This chapter examines three case study projects that came out of University of Bristol and Knowle West Media Centre (KWMC) collaboration. Within those projects, it looks at the positioning of arts practices as knowledge producing, rather than instrumental or facilitative. The chapter addresses some of the issues around collaboration and regulation, and analyses how arts-based projects are shaped through institutional structures. KWMC and the University of Bristol have been collaborating across a number of research projects over the past decade. KWMC works with media artists to engage citizens often excluded from decision-making and research through exploring local, national, and international issues in order to co-produce and co-design the testing of ideas, products, and technologies.
There is an urgent need to rethink relationships between systems of government and those who are ‘governed’. This book explores ways of rethinking those relationships by bringing communities normally excluded from decision-making to centre stage to experiment with new methods of regulating for engagement.
Using original, co-produced research, it innovatively shows how we can better use a ‘bottom-up’ approach to design regulatory regimes that recognise the capabilities of communities at the margins and powerfully support the knowledge, passions and creativity of citizens. The authors provide essential guidance for all those working on co-produced research to make impactful change.
This chapter discusses experiments in shifting understandings of expertise and in co-producing research that formed the basis of the Productive Margins (PM) programme. Those experiments were structured as the Productive Communities Research Forum, a series of gatherings that included all active co-researchers and occurred every three to six months over the lifetime of the Productive Margins programme. Before discussing this experimental method, the chapter turns to co-production as a specific set of approaches to collaborative research which involves diverse voices. It brings together the Productive Margins principal investigator, community lead, arts and humanities lead, and one of the co-investigators who worked as a link between two projects and the core management group. These individuals have different research interests, forms of expertise, values, and standpoints on collaborative working in communities.
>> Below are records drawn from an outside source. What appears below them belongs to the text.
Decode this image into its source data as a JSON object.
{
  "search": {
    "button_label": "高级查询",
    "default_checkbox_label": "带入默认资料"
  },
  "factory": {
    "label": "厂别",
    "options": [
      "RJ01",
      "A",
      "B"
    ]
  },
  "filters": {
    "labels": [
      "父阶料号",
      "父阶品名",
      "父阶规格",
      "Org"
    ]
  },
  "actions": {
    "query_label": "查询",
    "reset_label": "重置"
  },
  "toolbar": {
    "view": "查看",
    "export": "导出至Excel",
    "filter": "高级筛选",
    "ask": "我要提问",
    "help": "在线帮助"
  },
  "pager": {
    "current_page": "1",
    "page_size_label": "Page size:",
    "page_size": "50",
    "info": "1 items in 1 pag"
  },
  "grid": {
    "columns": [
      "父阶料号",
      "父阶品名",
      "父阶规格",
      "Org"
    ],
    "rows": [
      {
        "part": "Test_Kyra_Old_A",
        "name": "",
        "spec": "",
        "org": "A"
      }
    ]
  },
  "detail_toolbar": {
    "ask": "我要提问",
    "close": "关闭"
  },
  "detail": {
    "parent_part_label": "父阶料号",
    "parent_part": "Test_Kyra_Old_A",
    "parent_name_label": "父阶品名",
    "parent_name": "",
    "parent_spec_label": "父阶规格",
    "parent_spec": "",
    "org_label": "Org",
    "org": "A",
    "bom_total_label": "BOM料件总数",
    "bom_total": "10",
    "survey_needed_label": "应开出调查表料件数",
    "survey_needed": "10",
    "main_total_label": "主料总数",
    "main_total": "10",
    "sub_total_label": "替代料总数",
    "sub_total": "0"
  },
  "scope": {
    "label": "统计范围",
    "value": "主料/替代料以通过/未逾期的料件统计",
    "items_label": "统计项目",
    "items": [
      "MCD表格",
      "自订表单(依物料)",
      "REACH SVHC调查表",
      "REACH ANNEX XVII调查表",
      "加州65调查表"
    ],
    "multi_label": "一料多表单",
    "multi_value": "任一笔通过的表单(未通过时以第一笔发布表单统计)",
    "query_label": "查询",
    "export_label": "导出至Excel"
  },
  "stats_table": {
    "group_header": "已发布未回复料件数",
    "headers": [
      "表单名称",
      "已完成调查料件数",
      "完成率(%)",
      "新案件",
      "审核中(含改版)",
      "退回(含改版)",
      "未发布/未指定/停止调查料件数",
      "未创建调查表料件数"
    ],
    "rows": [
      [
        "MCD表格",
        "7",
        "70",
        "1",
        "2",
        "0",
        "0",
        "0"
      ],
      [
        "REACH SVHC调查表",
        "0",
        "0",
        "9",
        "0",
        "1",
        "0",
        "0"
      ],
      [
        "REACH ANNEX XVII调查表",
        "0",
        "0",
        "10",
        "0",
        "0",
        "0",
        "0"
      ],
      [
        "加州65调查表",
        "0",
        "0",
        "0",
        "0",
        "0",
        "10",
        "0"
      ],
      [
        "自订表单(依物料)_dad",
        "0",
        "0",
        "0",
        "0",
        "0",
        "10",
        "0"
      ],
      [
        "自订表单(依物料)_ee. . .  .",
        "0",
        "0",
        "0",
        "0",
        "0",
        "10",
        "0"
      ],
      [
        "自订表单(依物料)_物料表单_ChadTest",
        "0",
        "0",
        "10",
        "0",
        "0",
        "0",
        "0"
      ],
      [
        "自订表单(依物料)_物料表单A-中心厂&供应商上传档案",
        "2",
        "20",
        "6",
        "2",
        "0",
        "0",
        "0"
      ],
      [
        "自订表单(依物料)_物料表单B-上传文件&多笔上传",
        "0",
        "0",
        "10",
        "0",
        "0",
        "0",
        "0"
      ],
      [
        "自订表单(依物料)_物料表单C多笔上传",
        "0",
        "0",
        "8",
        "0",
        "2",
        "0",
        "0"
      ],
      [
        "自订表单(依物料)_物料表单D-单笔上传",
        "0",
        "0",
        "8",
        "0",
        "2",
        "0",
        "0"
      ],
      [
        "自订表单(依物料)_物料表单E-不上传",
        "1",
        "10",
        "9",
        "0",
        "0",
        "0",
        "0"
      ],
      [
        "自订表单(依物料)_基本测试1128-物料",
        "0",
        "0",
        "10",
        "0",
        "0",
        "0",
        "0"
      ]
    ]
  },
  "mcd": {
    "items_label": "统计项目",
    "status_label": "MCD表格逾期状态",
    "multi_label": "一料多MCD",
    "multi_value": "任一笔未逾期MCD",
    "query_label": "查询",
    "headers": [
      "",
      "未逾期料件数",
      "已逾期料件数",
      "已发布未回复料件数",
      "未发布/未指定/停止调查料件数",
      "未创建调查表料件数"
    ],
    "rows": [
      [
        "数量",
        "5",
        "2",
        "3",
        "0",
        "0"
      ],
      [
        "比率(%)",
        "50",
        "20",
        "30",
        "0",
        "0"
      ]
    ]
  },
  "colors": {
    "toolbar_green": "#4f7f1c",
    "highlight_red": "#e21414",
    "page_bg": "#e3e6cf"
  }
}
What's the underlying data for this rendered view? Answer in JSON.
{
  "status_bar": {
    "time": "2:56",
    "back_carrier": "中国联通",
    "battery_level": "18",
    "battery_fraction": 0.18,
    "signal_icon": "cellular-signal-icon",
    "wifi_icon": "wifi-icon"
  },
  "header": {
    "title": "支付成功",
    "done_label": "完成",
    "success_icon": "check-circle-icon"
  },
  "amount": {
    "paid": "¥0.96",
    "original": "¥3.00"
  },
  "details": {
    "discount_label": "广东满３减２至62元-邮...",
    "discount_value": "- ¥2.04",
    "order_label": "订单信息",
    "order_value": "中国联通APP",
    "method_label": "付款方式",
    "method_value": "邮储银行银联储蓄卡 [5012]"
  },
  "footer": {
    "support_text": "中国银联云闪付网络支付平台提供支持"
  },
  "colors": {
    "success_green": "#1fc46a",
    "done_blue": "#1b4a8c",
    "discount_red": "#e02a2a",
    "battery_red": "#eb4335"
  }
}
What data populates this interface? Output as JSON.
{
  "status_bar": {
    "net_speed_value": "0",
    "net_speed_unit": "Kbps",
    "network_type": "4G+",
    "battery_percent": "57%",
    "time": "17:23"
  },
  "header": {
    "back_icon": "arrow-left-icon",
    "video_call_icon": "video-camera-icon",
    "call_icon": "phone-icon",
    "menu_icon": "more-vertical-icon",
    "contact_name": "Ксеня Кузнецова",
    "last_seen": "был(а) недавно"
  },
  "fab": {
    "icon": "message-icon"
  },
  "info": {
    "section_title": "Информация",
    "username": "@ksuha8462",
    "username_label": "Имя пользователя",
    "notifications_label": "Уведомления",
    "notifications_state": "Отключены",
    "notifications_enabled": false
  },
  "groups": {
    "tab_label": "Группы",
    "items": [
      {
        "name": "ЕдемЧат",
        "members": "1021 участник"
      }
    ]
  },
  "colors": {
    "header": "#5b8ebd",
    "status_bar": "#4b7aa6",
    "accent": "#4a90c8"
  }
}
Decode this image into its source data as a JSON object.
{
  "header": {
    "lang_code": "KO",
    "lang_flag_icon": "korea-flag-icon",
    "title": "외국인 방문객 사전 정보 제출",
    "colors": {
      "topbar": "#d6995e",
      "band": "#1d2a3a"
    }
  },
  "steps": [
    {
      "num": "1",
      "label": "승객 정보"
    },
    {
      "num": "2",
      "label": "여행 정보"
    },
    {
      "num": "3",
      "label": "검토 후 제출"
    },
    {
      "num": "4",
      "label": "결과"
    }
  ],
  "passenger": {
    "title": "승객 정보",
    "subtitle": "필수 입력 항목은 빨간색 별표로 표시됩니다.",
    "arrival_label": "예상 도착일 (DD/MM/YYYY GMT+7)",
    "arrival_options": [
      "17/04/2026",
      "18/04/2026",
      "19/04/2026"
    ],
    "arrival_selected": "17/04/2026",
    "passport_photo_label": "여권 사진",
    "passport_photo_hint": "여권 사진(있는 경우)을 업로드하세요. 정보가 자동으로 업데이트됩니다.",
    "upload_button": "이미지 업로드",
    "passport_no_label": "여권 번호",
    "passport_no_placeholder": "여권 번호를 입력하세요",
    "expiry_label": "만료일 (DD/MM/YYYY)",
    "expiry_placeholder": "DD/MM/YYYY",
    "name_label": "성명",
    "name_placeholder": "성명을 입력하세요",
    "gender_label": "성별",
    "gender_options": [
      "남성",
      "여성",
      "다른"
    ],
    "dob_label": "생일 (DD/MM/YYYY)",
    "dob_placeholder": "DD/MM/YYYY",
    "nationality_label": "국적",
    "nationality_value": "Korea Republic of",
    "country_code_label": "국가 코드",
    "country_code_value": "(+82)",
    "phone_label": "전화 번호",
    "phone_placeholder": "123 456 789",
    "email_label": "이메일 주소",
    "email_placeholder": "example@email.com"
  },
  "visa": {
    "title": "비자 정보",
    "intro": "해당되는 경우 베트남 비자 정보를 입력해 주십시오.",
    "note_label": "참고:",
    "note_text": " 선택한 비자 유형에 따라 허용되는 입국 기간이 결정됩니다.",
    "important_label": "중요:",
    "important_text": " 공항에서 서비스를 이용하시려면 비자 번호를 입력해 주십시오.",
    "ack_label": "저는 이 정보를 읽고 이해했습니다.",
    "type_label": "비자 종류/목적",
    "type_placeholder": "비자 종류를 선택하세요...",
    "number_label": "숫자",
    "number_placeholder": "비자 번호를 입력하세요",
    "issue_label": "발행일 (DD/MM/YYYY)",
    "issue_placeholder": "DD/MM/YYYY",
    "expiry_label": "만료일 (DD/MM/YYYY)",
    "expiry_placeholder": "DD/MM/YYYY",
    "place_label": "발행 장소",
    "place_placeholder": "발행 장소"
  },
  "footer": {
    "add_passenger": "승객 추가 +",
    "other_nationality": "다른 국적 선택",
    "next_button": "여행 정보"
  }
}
This chapter explores how contemporary social practice art materialises interactions between regulatory regimes and low-income families with children and enables disruptions of regulatory regimes in ways not possible using traditional social science approaches. It focuses on a research team that included artists Close and Remote. Here, the chapter explains how the team co-produced, with community members and academics, a socially engaged artwork — Life Chances — that aimed to generate new knowledges about the regulatory regimes that low-income families with children experience. Aiming towards a form of improvisational empathy, Life Chances worked with Thomas More’s (1516) Utopia and Ruth Levitas’s (2013) Utopia as Method as ‘a form of speculative sociology of the future’. By staging and troubling contradictory notions of ‘life chances’ through art, the chapter specifically asks how the regulatory services that families encounter in two urban settings — the Easton area of Bristol and Butetown, Riverside and Grangetown in Cardiff — shape, constrain, and enable the life chances of individual families and communities.